EXTRACTED ENTRIES:
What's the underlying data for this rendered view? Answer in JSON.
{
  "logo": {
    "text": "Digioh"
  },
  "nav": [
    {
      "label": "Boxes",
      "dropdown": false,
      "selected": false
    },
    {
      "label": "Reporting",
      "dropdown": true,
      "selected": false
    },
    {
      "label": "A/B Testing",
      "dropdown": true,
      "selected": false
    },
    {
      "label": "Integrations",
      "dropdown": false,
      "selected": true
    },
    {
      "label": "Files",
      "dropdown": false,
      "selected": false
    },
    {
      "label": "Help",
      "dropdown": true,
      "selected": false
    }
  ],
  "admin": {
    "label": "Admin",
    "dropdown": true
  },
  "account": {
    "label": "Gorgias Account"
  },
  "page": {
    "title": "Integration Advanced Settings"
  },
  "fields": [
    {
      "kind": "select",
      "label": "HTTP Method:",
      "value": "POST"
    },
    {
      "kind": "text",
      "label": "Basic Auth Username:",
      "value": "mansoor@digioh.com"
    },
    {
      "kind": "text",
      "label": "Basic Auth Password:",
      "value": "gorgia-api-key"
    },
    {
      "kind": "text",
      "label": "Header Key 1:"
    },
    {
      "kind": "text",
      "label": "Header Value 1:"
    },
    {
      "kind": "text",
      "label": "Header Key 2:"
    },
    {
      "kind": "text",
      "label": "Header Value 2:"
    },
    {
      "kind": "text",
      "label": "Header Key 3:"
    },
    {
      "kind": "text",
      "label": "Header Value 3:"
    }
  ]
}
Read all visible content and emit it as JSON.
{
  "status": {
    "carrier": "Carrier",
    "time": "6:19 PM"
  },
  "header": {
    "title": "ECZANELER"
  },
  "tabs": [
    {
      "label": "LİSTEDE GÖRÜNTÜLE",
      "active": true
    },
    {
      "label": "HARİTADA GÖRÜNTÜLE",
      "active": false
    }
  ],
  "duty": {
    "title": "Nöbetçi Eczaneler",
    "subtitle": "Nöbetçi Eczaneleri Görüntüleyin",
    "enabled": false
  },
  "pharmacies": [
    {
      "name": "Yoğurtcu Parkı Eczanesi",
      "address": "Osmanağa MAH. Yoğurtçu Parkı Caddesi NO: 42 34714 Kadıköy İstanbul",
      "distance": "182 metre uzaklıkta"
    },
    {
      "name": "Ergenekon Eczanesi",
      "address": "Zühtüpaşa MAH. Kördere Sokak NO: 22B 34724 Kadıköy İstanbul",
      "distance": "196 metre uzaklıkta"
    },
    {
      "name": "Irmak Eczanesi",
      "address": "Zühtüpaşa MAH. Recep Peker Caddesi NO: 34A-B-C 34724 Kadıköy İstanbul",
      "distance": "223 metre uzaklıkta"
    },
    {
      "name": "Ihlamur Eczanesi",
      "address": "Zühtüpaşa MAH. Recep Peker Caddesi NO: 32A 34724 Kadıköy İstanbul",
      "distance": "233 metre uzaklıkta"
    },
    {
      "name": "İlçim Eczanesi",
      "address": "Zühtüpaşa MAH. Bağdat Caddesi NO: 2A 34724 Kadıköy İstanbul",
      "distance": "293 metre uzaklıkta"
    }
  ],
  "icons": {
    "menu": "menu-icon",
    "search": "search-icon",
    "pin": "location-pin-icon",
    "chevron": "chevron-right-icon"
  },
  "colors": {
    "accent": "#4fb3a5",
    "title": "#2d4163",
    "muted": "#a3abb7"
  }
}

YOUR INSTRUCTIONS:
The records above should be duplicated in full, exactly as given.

EXERCISE RESULT:
What's the underlying data for this rendered view? Answer in JSON.
{
  "logo": {
    "text": "Digioh"
  },
  "nav": [
    {
      "label": "Boxes",
      "dropdown": false,
      "selected": false
    },
    {
      "label": "Reporting",
      "dropdown": true,
      "selected": false
    },
    {
      "label": "A/B Testing",
      "dropdown": true,
      "selected": false
    },
    {
      "label": "Integrations",
      "dropdown": false,
      "selected": true
    },
    {
      "label": "Files",
      "dropdown": false,
      "selected": false
    },
    {
      "label": "Help",
      "dropdown": true,
      "selected": false
    }
  ],
  "admin": {
    "label": "Admin",
    "dropdown": true
  },
  "account": {
    "label": "Gorgias Account"
  },
  "page": {
    "title": "Integration Advanced Settings"
  },
  "fields": [
    {
      "kind": "select",
      "label": "HTTP Method:",
      "value": "POST"
    },
    {
      "kind": "text",
      "label": "Basic Auth Username:",
      "value": "mansoor@digioh.com"
    },
    {
      "kind": "text",
      "label": "Basic Auth Password:",
      "value": "gorgia-api-key"
    },
    {
      "kind": "text",
      "label": "Header Key 1:"
    },
    {
      "kind": "text",
      "label": "Header Value 1:"
    },
    {
      "kind": "text",
      "label": "Header Key 2:"
    },
    {
      "kind": "text",
      "label": "Header Value 2:"
    },
    {
      "kind": "text",
      "label": "Header Key 3:"
    },
    {
      "kind": "text",
      "label": "Header Value 3:"
    }
  ]
}
Read all visible content and emit it as JSON.
{
  "status": {
    "carrier": "Carrier",
    "time": "6:19 PM"
  },
  "header": {
    "title": "ECZANELER"
  },
  "tabs": [
    {
      "label": "LİSTEDE GÖRÜNTÜLE",
      "active": true
    },
    {
      "label": "HARİTADA GÖRÜNTÜLE",
      "active": false
    }
  ],
  "duty": {
    "title": "Nöbetçi Eczaneler",
    "subtitle": "Nöbetçi Eczaneleri Görüntüleyin",
    "enabled": false
  },
  "pharmacies": [
    {
      "name": "Yoğurtcu Parkı Eczanesi",
      "address": "Osmanağa MAH. Yoğurtçu Parkı Caddesi NO: 42 34714 Kadıköy İstanbul",
      "distance": "182 metre uzaklıkta"
    },
    {
      "name": "Ergenekon Eczanesi",
      "address": "Zühtüpaşa MAH. Kördere Sokak NO: 22B 34724 Kadıköy İstanbul",
      "distance": "196 metre uzaklıkta"
    },
    {
      "name": "Irmak Eczanesi",
      "address": "Zühtüpaşa MAH. Recep Peker Caddesi NO: 34A-B-C 34724 Kadıköy İstanbul",
      "distance": "223 metre uzaklıkta"
    },
    {
      "name": "Ihlamur Eczanesi",
      "address": "Zühtüpaşa MAH. Recep Peker Caddesi NO: 32A 34724 Kadıköy İstanbul",
      "distance": "233 metre uzaklıkta"
    },
    {
      "name": "İlçim Eczanesi",
      "address": "Zühtüpaşa MAH. Bağdat Caddesi NO: 2A 34724 Kadıköy İstanbul",
      "distance": "293 metre uzaklıkta"
    }
  ],
  "icons": {
    "menu": "menu-icon",
    "search": "search-icon",
    "pin": "location-pin-icon",
    "chevron": "chevron-right-icon"
  },
  "colors": {
    "accent": "#4fb3a5",
    "title": "#2d4163",
    "muted": "#a3abb7"
  }
}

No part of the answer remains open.